How to rebut things which Social Workers tell you

Share your ideas about the practical side of caring.
It would be really useful to have a list of Frequently asked Questions but listed as Common phrases used by Social Workers when they are "trying" to support relatives.

For example: a social worker trying to help my two co-dependent aunties would often quote
powers she had under the National Assistance Act of 1948.

For example 2 : Has your Auntie made a will ( this asked when she went in to hospital)
The hymn sheet variety ?

Simply say that this meeting will be recorded , and a friend has taken your pet rottweiler for a walk but is due back soon.

Strange how that hymn sheet soon disappears ?

15 love to you ....

It's often the case of those in some form of authority quote chapter and verse at you just as their sign of superiority ?

No easy answer to the hymn sheet variety , especially if whatever is being quoted is factually correct.

Perhaps one should treat such a meeting the same as " Helping with our enquiries " ... either plead the Fifth or have one's legal representative present ?

For most social workers , pleading the Fifth comes before the usual " Good mourning " greeting ... in case it's the afternoon ?

For any social worker , their first priority is to be employed and put food on the table. Their employer , usually a LA , also have a first priority ... to balance the books and to cut services accordingly.
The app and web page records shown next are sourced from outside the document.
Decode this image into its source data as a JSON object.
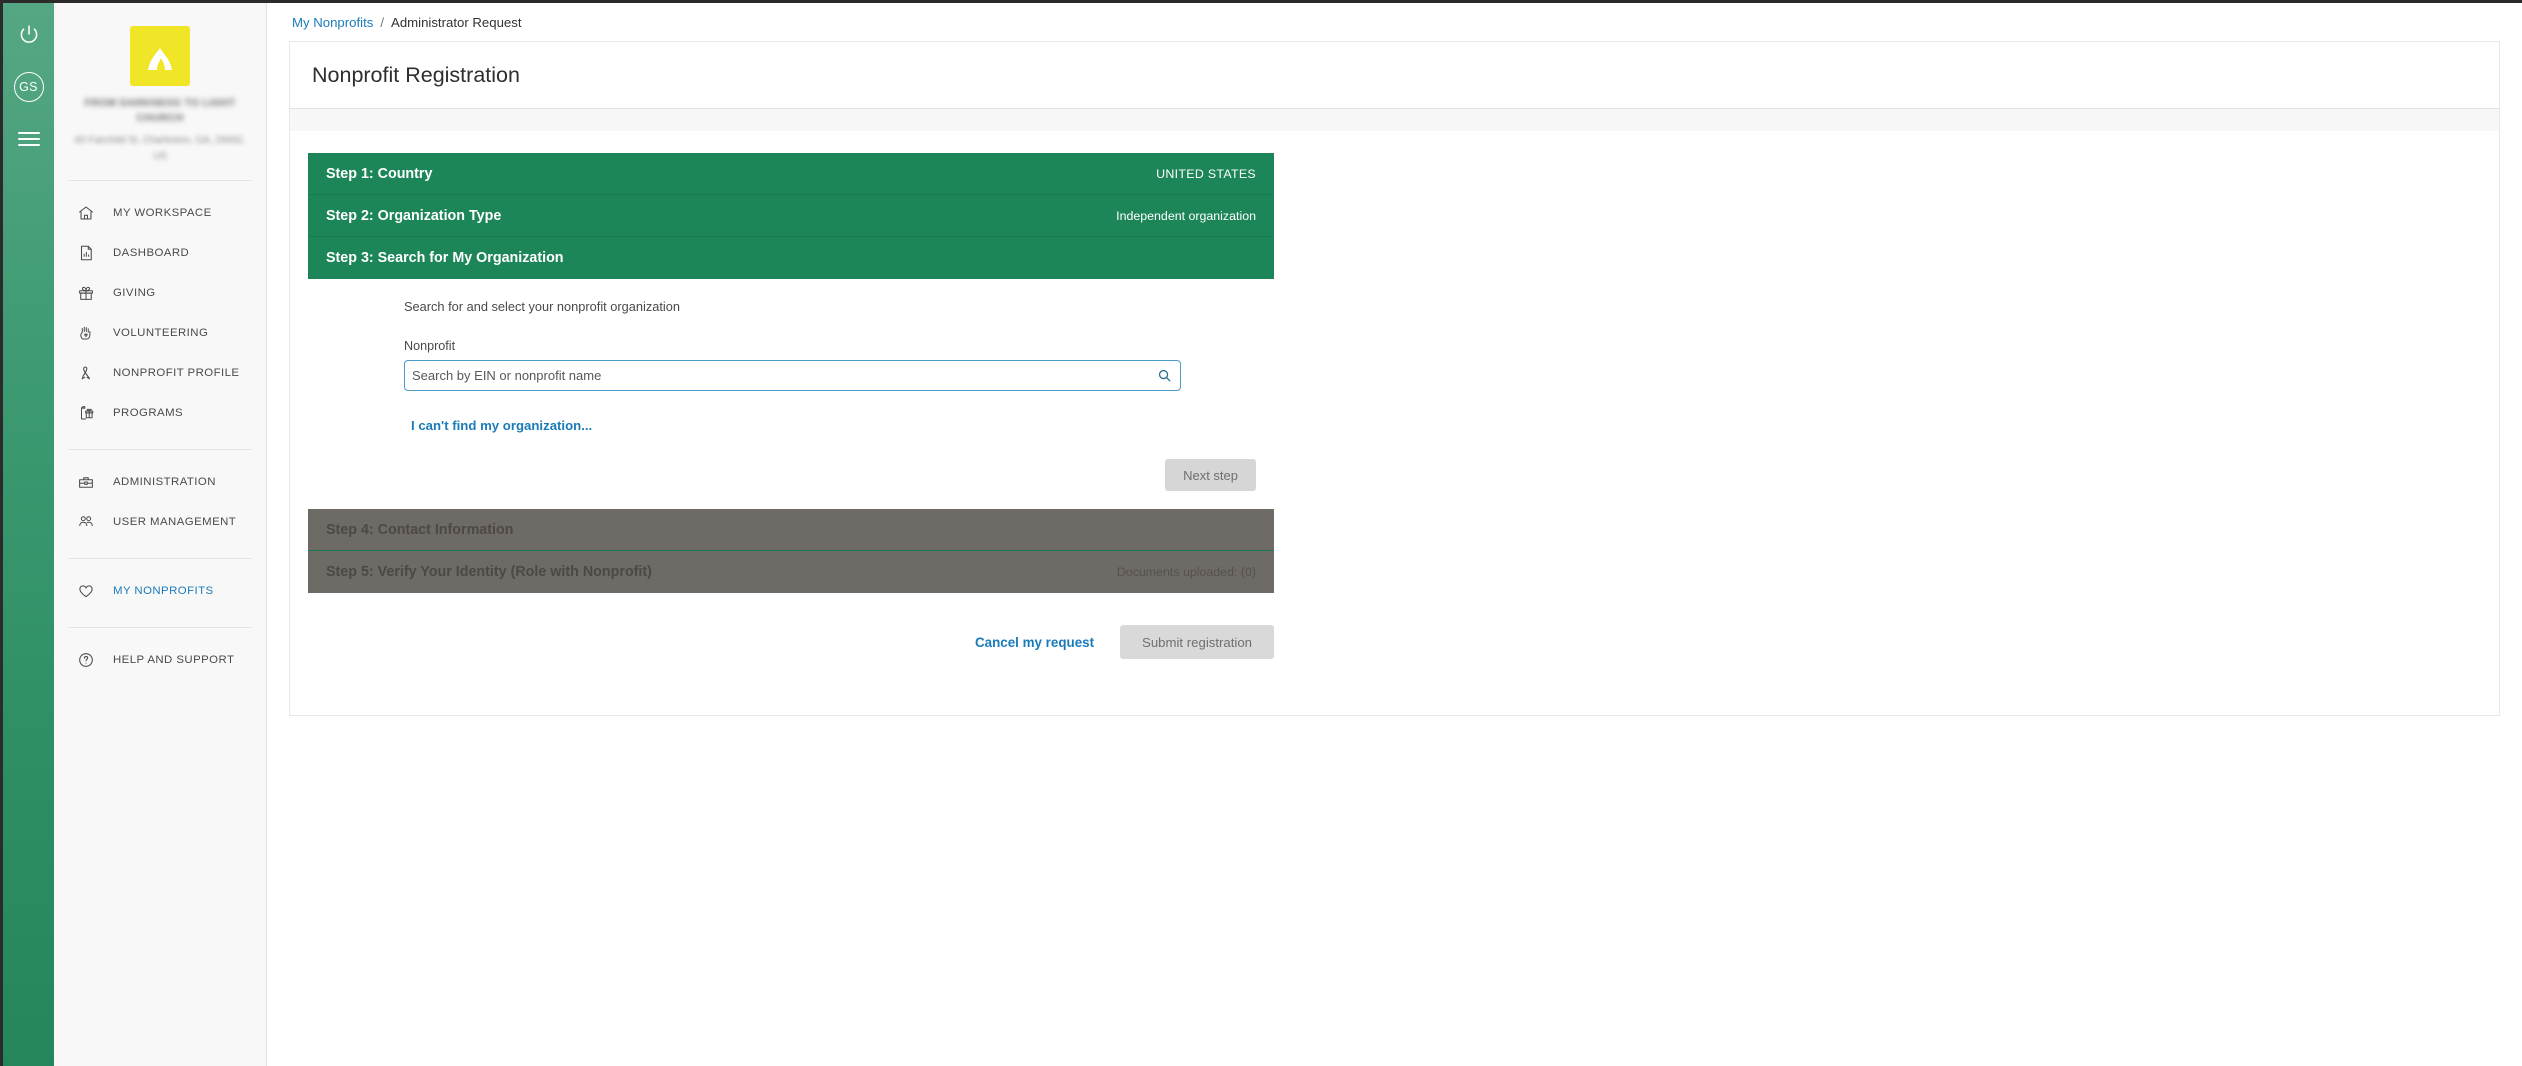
{
  "rail": {
    "power_icon": "power-icon",
    "avatar_initials": "GS",
    "menu_icon": "hamburger-menu-icon"
  },
  "sidebar": {
    "org_name": "FROM DARKNESS TO LIGHT CHURCH",
    "org_address": "60 Fairchild St, Charleston, GA, 29492, US",
    "items": [
      {
        "label": "MY WORKSPACE",
        "icon": "home-icon",
        "active": false
      },
      {
        "label": "DASHBOARD",
        "icon": "document-chart-icon",
        "active": false
      },
      {
        "label": "GIVING",
        "icon": "gift-icon",
        "active": false
      },
      {
        "label": "VOLUNTEERING",
        "icon": "hand-heart-icon",
        "active": false
      },
      {
        "label": "NONPROFIT PROFILE",
        "icon": "ribbon-icon",
        "active": false
      },
      {
        "label": "PROGRAMS",
        "icon": "clipboard-gift-icon",
        "active": false
      },
      {
        "label": "ADMINISTRATION",
        "icon": "toolbox-icon",
        "active": false
      },
      {
        "label": "USER MANAGEMENT",
        "icon": "people-icon",
        "active": false
      },
      {
        "label": "MY NONPROFITS",
        "icon": "heart-icon",
        "active": true
      },
      {
        "label": "HELP AND SUPPORT",
        "icon": "question-circle-icon",
        "active": false
      }
    ]
  },
  "breadcrumb": {
    "parent": "My Nonprofits",
    "separator": "/",
    "current": "Administrator Request"
  },
  "page": {
    "title": "Nonprofit Registration"
  },
  "steps": [
    {
      "title": "Step 1: Country",
      "value": "UNITED STATES",
      "state": "complete"
    },
    {
      "title": "Step 2: Organization Type",
      "value": "Independent organization",
      "state": "complete"
    },
    {
      "title": "Step 3: Search for My Organization",
      "value": "",
      "state": "active"
    }
  ],
  "disabled_steps": [
    {
      "title": "Step 4: Contact Information",
      "value": ""
    },
    {
      "title": "Step 5: Verify Your Identity (Role with Nonprofit)",
      "value": "Documents uploaded: (0)"
    }
  ],
  "search_panel": {
    "description": "Search for and select your nonprofit organization",
    "field_label": "Nonprofit",
    "placeholder": "Search by EIN or nonprofit name",
    "input_value": "",
    "search_icon": "search-icon",
    "cant_find_link": "I can't find my organization...",
    "next_button": "Next step"
  },
  "footer_actions": {
    "cancel_link": "Cancel my request",
    "submit_button": "Submit registration"
  },
  "colors": {
    "rail_green": "#3d9a72",
    "step_green": "#1d8659",
    "step_disabled_grey": "#6e6a66",
    "link_blue": "#1a7bb9",
    "logo_yellow": "#f0e526"
  }
}
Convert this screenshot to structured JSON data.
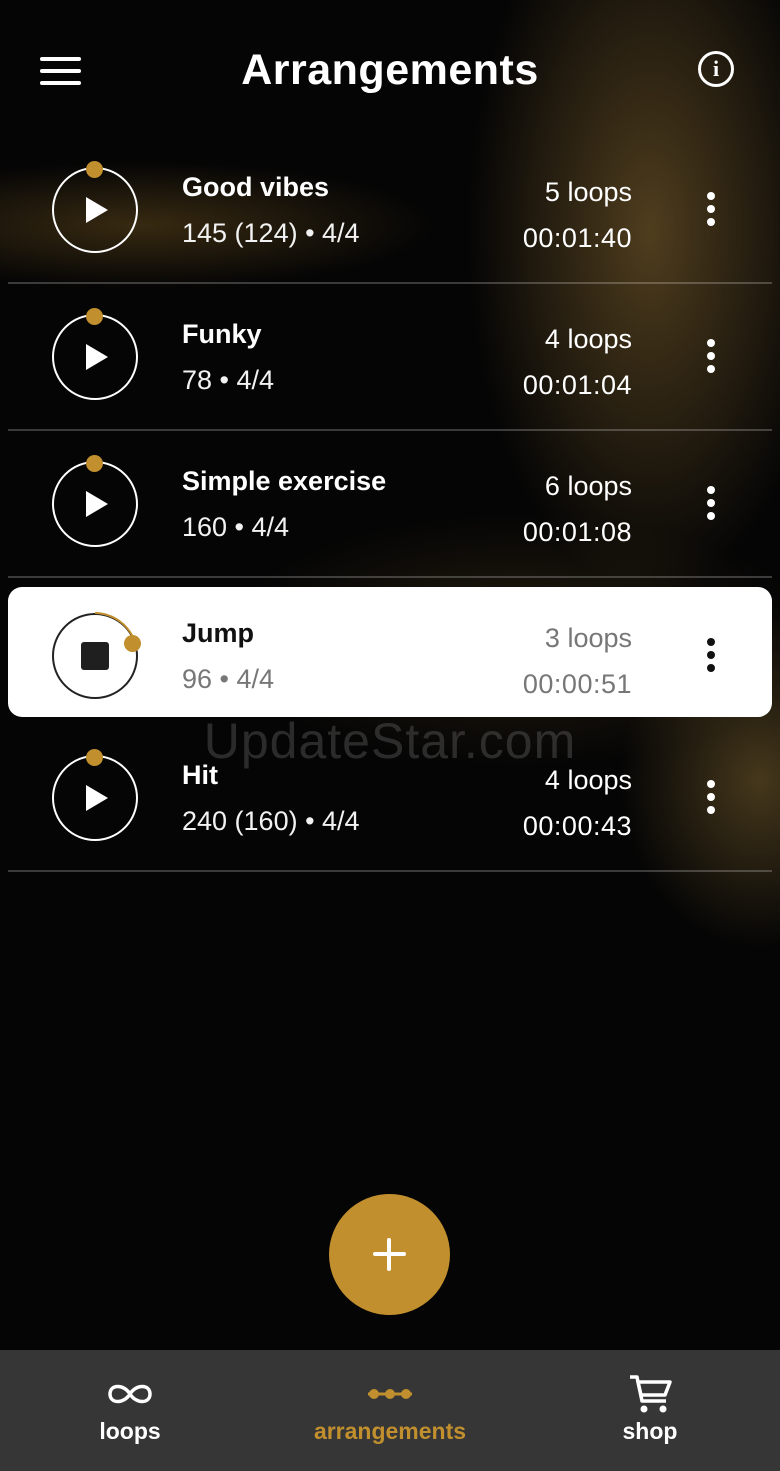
{
  "header": {
    "title": "Arrangements"
  },
  "arrangements": [
    {
      "name": "Good vibes",
      "meta": "145 (124) • 4/4",
      "loops": "5 loops",
      "duration": "00:01:40",
      "playing": false
    },
    {
      "name": "Funky",
      "meta": "78 • 4/4",
      "loops": "4 loops",
      "duration": "00:01:04",
      "playing": false
    },
    {
      "name": "Simple exercise",
      "meta": "160 • 4/4",
      "loops": "6 loops",
      "duration": "00:01:08",
      "playing": false
    },
    {
      "name": "Jump",
      "meta": "96 • 4/4",
      "loops": "3 loops",
      "duration": "00:00:51",
      "playing": true
    },
    {
      "name": "Hit",
      "meta": "240 (160) • 4/4",
      "loops": "4 loops",
      "duration": "00:00:43",
      "playing": false
    }
  ],
  "watermark": "UpdateStar.com",
  "bottom_nav": [
    {
      "label": "loops",
      "icon": "infinity-icon",
      "selected": false
    },
    {
      "label": "arrangements",
      "icon": "arrangement-chain-icon",
      "selected": true
    },
    {
      "label": "shop",
      "icon": "cart-icon",
      "selected": false
    }
  ],
  "colors": {
    "accent": "#c18f2d",
    "background": "#050505",
    "nav_bg": "#363636"
  }
}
Put the two priorities together and any bets that 2 + 2 doesn't equal 4 ?

Care Act ? What has that got to do with overriding priorities ?

And don't let anyone tell you any different , it's what in reality is happening for so many.

If they do , tell them to put their money on the table and you will then take legal action ... score so far ?

0-1.

As far as " Has auntie made her will ? " .... my immediate reaction would be what's the motive behind the question ?

Hardly a purely out of interest question ... is it ?

If nothing else , your average social worker is very good at fishing ... quite often , not for fish ?

Don't fall head , line and sinker for that one ... some of them out there would put the Gestapo to shame !
My best tip would be to read the legislation if possible, but certainly read the authority's own plan for the client group.

To the best of my knowledge I've never asked anyone to do anything that they shouldn't be doing anyhow.

So, to give a silly example, if the learning difficulties plan said "clients must go to the pool every week" and my son hadn't been to the pool, that would be a clear breach of policy.

Before important meetings I download the relevant page or section, then highlight it. Social workers are not used to clients saying "Page 25, paragraph 2, line 5 says...." it immediately shows you mean business and will not be fobbed off. It's a much better line of attack that "I think" or "I say", because it's their own policy and they cannot argue with that!
From minutes I've read, the most common tactic seems to be:

"Mr.Green claimed that he was being treated unfairly".
"The social-worker stated that this was not so".

We 'claim'. They 'state'.

Don't think that any of our meetings have been minuted in five years. Certainly I've not seen any, even for reviews.